Rick Roos



As the 2018-19 season unfolds, we see changes in fantasy status of many players, from former stars now barely deserving of a roster spot, to youngsters coming into their own. Perhaps the most significant is players graduating from being very good fantasy assets to true fantasy studs. That’s what appears to be happening with this week’s combatants – Mikko Rantanen and Sebastian Aho. Which one projects to have a more successful 2018-19, and who stands to be better long term? Cage match is on the case!

Career Path and Contract Status

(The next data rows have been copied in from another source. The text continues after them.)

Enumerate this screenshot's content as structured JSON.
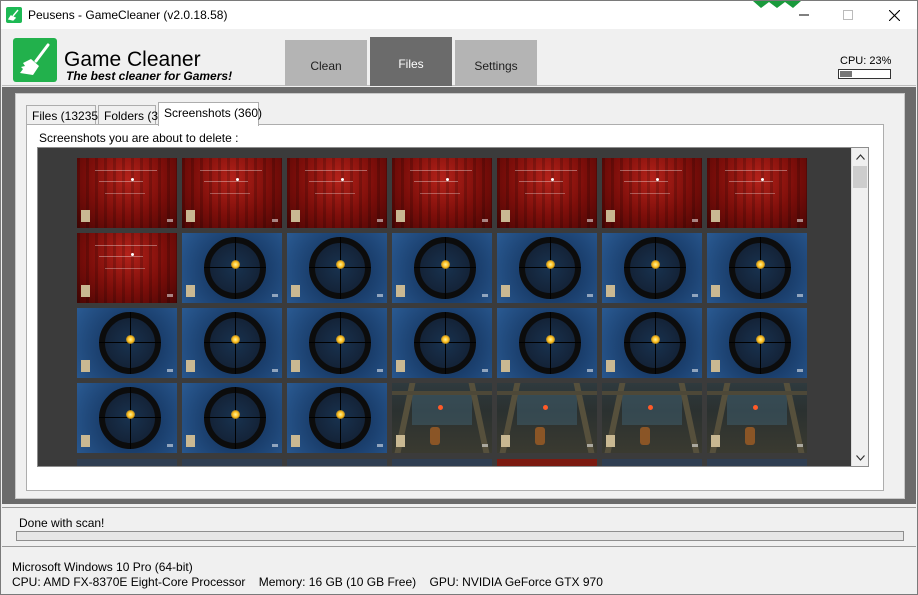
{
  "window": {
    "title": "Peusens - GameCleaner (v2.0.18.58)"
  },
  "header": {
    "brand_name": "Game Cleaner",
    "brand_tagline": "The best cleaner for Gamers!",
    "tabs": [
      {
        "label": "Clean",
        "active": false
      },
      {
        "label": "Files",
        "active": true
      },
      {
        "label": "Settings",
        "active": false
      }
    ],
    "cpu_label": "CPU: 23%",
    "cpu_percent": 23,
    "accent_color": "#22b14c"
  },
  "main": {
    "subtabs": [
      {
        "label": "Files (13235)",
        "active": false
      },
      {
        "label": "Folders (3)",
        "active": false
      },
      {
        "label": "Screenshots (360)",
        "active": true
      }
    ],
    "about_label": "Screenshots you are about to delete :",
    "thumbnail_rows": [
      [
        "menu",
        "menu",
        "menu",
        "menu",
        "menu",
        "menu",
        "menu"
      ],
      [
        "menu",
        "scope",
        "scope",
        "scope",
        "scope",
        "scope",
        "scope"
      ],
      [
        "scope",
        "scope",
        "scope",
        "scope",
        "scope",
        "scope",
        "scope"
      ],
      [
        "scope",
        "scope",
        "scope",
        "scene",
        "scene",
        "scene",
        "scene"
      ]
    ]
  },
  "status": {
    "text": "Done with scan!",
    "progress_percent": 0,
    "progress_color": "#06b025"
  },
  "system": {
    "os": "Microsoft Windows 10 Pro (64-bit)",
    "cpu": "CPU: AMD FX-8370E Eight-Core Processor",
    "memory": "Memory: 16 GB (10 GB Free)",
    "gpu": "GPU: NVIDIA GeForce GTX 970"
  }
}
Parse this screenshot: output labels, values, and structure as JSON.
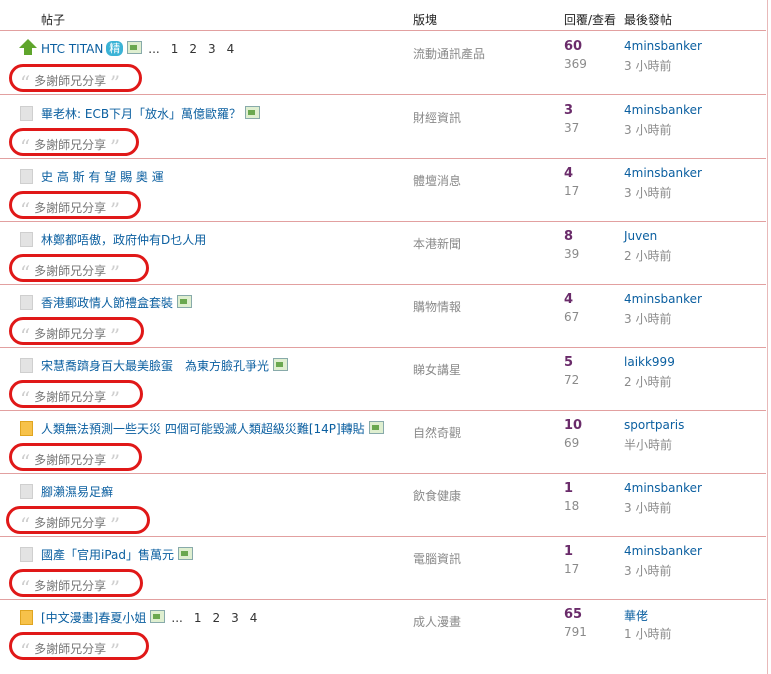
{
  "header": {
    "col_post": "帖子",
    "col_forum": "版塊",
    "col_replies": "回覆/查看",
    "col_last": "最後發帖"
  },
  "share_text": "多謝師兄分享",
  "rows": [
    {
      "title": "HTC TITAN",
      "badge": "精",
      "pages": [
        "...",
        "1",
        "2",
        "3",
        "4"
      ],
      "forum": "流動通訊產品",
      "replies": "60",
      "views": "369",
      "last_by": "4minsbanker",
      "last_time": "3 小時前",
      "icon": "arrow-up"
    },
    {
      "title": "畢老林: ECB下月「放水」萬億歐羅？",
      "forum": "財經資訊",
      "replies": "3",
      "views": "37",
      "last_by": "4minsbanker",
      "last_time": "3 小時前",
      "icon": "doc"
    },
    {
      "title": "史 高 斯 有 望 賜 奧 運",
      "forum": "體壇消息",
      "replies": "4",
      "views": "17",
      "last_by": "4minsbanker",
      "last_time": "3 小時前",
      "icon": "doc"
    },
    {
      "title": "林鄭都唔傲，政府仲有D乜人用",
      "forum": "本港新聞",
      "replies": "8",
      "views": "39",
      "last_by": "Juven",
      "last_time": "2 小時前",
      "icon": "doc"
    },
    {
      "title": "香港郵政情人節禮盒套裝",
      "forum": "購物情報",
      "replies": "4",
      "views": "67",
      "last_by": "4minsbanker",
      "last_time": "3 小時前",
      "icon": "doc"
    },
    {
      "title": "宋慧喬躋身百大最美臉蛋　為東方臉孔爭光",
      "forum": "睇女講星",
      "replies": "5",
      "views": "72",
      "last_by": "laikk999",
      "last_time": "2 小時前",
      "icon": "doc"
    },
    {
      "title": "人類無法預測一些天災 四個可能毀滅人類超級災難[14P]轉貼",
      "forum": "自然奇觀",
      "replies": "10",
      "views": "69",
      "last_by": "sportparis",
      "last_time": "半小時前",
      "icon": "folder"
    },
    {
      "title": "腳瀨濕易足癬",
      "forum": "飲食健康",
      "replies": "1",
      "views": "18",
      "last_by": "4minsbanker",
      "last_time": "3 小時前",
      "icon": "doc"
    },
    {
      "title": "國產「官用iPad」售萬元",
      "forum": "電腦資訊",
      "replies": "1",
      "views": "17",
      "last_by": "4minsbanker",
      "last_time": "3 小時前",
      "icon": "doc"
    },
    {
      "title": "[中文漫畫]春夏小姐",
      "pages": [
        "...",
        "1",
        "2",
        "3",
        "4"
      ],
      "forum": "成人漫畫",
      "replies": "65",
      "views": "791",
      "last_by": "華佬",
      "last_time": "1 小時前",
      "icon": "folder"
    }
  ],
  "colors": {
    "border": "#e2a0a0",
    "link": "#0b5fa0",
    "replies": "#6a2b6a",
    "ring": "#e01818"
  }
}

Rantanen, 21, was the 10th overall selection in the 2015 draft and starred in the AHL (60 points in 52 games) that same season after a nine-game trial with the Avs. For 2016-17 he averaged barely better than a point per every other game (38 points in 75 contests); but half of those points came in his final 33 games, leading many to expect a progression in production for 2017-18. What he did instead was break out big time, tallying 84 points after finding great chemistry with Nathan MacKinnon, but concerningly faltering (three points in eight games) when MacKinnon was out of the lineup. Yet so far this season he’s been nothing short of spectacular, currently sitting atop the NHL’s scoring leaders.

Aho, also 21, was selected 35th overall in the same 2015 draft and came stateside following a point per game (45 points in as many games) in his age-18 season in the Finnish Elite League. Aho spent no time in the AHL, suiting up for the Canes for 2016-17 and posting 49 points, with 15 coming in his final 23 games such that there were high expectations for him as well going into last season. And although Aho didn’t explode to the extent Rantanen did, he did post 65 points in 78 games, with 61 coming in his final 69 contests. That alone would’ve had poolies expecting great things from Aho this season; however, it was his 18 points in eight games performance at the spring IIHF World Championships that led many to expect him to have a truly elite 2018-19, which has indeed been the case thus far as he had the NHL’s longest streak of games (12) with at least one point to start the 2018-19 campaign.

Both players are in the last season of their ELCs, before becoming non-arbitration eligible RFAs, with Aho earning slightly more ($0.925M vs. $0.894M) this season as compared to Rantanen.

Ice Time (Data for 2018-19 in this and the other tables reflects games played through November 5)


Total Ice Time per game

(rank among team’s forwards)

PP Ice Time per game

(rank among team’s forwards)